Investors sometimes get the strangest notions, and the obsession that comments by Federal Reserve Chairman Jerome Powell caused last month’s stock-market meltdown is definitely an odd one.
Yet stocks on Wednesday had their best day since March, when Mr. Powell appeared to recant, while bond yields and the dollar fell. There are good reasons to think the market might be over-interpreting two words of his that investors latched onto: that interest rates are now “just below” where they should settle in the long run.
Back on Oct. 3, Mr. Powell made a brief aside about the so-called neutral interest rate, the theoretical rate that would keep an economy at full employment ticking over with steady inflation. He scared some Fed watchers when he said that “we’re a long way from neutral, probably.”
In principle, if the Fed thinks the neutral rate is a long way above current interest rates, there might be many more rises to come to remove stimulus from the strong economy.
At the time, Mr. Powell’s words had only a small immediate impact on the markets, with already-rising 2-year bond yields adding an extra 0.02 percentage points afterward, while stock futures fell slightly.
But with the benefit of hindsight, his comment appears more important because of what might be a coincidence: The next day stocks began a 10% correction. Either way, investors have become highly sensitive to comments about the neutral rate.

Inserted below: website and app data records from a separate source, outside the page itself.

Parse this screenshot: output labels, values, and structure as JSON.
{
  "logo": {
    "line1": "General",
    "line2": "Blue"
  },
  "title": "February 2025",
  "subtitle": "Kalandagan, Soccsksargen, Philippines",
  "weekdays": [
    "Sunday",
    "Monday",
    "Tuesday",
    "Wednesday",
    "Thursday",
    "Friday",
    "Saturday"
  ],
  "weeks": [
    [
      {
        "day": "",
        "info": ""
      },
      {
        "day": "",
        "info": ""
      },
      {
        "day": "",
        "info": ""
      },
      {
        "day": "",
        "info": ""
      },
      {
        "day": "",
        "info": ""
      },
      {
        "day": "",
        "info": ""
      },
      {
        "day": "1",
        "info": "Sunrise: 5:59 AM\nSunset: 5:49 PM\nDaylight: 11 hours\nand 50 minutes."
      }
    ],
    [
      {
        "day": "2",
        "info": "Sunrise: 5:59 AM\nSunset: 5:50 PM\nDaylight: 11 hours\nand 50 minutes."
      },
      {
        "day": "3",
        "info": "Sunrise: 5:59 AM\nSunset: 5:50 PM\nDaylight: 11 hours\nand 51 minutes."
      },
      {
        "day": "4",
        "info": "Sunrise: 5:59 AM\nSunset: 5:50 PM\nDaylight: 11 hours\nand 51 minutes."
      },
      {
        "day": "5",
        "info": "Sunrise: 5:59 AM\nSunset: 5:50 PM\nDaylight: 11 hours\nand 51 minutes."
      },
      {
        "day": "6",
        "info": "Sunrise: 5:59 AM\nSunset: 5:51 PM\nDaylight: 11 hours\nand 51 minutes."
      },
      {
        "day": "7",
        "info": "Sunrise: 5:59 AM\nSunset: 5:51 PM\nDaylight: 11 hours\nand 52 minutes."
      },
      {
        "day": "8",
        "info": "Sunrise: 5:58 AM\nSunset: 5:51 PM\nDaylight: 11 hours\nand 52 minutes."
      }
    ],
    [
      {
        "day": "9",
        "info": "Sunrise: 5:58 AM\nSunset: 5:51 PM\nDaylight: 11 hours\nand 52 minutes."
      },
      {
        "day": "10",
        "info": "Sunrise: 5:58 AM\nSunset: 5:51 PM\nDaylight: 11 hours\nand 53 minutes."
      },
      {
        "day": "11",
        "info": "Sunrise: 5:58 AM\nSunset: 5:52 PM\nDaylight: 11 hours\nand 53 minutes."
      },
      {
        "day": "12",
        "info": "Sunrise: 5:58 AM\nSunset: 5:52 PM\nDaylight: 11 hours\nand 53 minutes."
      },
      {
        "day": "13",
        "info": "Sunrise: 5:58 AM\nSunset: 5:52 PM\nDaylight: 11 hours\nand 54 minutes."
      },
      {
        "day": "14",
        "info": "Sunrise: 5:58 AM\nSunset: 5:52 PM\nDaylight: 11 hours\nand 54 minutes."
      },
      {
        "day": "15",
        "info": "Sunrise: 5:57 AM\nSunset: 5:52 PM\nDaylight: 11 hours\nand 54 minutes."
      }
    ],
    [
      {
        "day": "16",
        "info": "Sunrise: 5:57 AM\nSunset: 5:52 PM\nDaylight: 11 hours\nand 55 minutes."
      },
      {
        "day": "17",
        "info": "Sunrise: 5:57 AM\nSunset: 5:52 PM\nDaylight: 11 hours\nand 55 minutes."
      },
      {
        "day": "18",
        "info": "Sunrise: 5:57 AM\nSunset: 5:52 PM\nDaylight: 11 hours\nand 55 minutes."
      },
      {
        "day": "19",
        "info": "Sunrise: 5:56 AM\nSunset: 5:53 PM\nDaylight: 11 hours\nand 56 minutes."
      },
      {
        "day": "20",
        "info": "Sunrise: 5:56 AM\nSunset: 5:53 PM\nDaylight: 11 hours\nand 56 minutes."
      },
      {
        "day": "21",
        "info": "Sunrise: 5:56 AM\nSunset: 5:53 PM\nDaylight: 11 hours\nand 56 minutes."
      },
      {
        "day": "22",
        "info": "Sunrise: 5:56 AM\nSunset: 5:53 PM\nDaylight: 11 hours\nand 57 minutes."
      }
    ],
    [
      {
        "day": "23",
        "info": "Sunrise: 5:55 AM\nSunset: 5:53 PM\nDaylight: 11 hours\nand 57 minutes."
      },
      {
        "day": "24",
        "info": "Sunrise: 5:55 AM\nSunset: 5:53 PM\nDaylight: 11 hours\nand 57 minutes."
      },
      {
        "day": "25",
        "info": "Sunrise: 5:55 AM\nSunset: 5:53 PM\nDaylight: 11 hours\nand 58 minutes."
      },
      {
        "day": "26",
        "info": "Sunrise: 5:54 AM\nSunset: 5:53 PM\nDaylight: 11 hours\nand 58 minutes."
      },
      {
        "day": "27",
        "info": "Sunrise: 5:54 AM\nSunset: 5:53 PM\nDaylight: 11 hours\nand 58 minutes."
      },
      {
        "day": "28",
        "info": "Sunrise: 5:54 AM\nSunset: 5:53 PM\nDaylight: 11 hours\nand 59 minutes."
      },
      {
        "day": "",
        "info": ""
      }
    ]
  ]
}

The simplest interpretation of Mr. Powell’s words is that on Oct. 3 he was saying rates would rise a lot more, scaring investors (even if it took them a while to wake up to the import of the remarks). On Wednesday, he reassured by saying that rates are “just below the broad range” of estimates of neutral, so rates won’t rise much more. Stocks soared.

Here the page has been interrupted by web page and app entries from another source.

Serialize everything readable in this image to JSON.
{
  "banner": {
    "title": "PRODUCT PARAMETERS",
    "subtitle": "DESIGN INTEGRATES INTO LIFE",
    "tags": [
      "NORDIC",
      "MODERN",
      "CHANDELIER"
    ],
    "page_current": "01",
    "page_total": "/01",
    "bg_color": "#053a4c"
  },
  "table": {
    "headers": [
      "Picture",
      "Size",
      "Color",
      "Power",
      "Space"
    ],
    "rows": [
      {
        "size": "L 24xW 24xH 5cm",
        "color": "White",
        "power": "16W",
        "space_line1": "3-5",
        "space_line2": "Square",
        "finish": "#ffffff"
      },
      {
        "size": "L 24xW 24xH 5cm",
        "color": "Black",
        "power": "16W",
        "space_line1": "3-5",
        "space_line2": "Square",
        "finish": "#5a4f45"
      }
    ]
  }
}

The informed interpretation is that, both times, Mr. Powell was merely stating the obvious, not contradicting himself. Fed policy makers estimate the neutral rate at 2.5% to 3.5%, with a median of 3%. Thus, it was true in October that current federal-funds rates of 2% to 2.25% are a “long way”—three or four more increases—from the median of 3%. It was also true on Wednesday that 2% to 2.25% is “just below”—one or two increases—the bottom of the range.
That ignores that Mr. Powell knew full well that markets were closely watching what he said. The expert interpretation, then, is that this week Mr. Powell’s “just below” was a two-word effort to talk up stocks.
This level of Kremlinology was something I’d hoped that Mr. Powell was moving away from by speaking plainly in his early comments as Fed chair. But markets are sensitive creatures, and occasionally need to be stroked. The stock fall has reminded investors that equities are risky, which should deter wild exuberance for a little while, at least. The Fed doesn’t want the fall to gather downward momentum, because a really big fall in stocks would hit confidence and the economy; a couple of well-timed words might help to avoid that.
Mr. Powell has plausible deniability that he’s talking up the market, because he merely stated the obvious. This matters, because if investors believe the Fed will intervene if markets fall—a “Powell put”—they may take on too much risk. The Fed isn’t too worried about stock prices or mainstream lending at the moment, but it doesn’t want to encourage financial instability.
Bond markets were less convinced than stocks that anything really changed. True, bond yields fell a little, and the probability baked into federal-funds futures of two or more rate rises next year, after one next month, fell from 37% to 32% Wednesday, according to CME Group. But that’s little different from where it stood last week, before stocks rebounded.
Importantly, Mr. Powell also has plausible deniability when it comes to political influence. President Trump voiced his lack of confidence in his choice of Fed chairman this week in an interview with the Washington Post, saying he’s “not even a little bit happy” with Mr. Powell and that interest rates shouldn’t be going up.
If Mr. Powell bowed to White House pressure, it would imperil Fed independence and weaken investor confidence that inflation will be kept under control. But if all he did was state what should be obvious to anyone glancing at the Fed’s own forecasts, that doesn’t make him Mr. Trump’s lackey, right?
Ultimately what will matter for interest rates is what happens to the economy. If the feeble third quarter in Europe and Asia signals trouble ahead, rates will rise by less, and might even be put on hold. If the U.S. housing-market weakness is the start of serious difficulties, ditto. But if this is just a temporary soft patch and employment and wages stay strong, expect the Fed to stick to its course and keep raising rates.
There’s little reporting of Mr. Powell’s repeated assertion that the Fed is data-dependent, but really the only way the Fed can assess whether the economy is close to neutral is whether it seems to be slowed by interest-rate rises. Watch the data, not Mr. Powell’s statements of the obvious.
Write to James Mackintosh at James.Mackintosh@wsj.com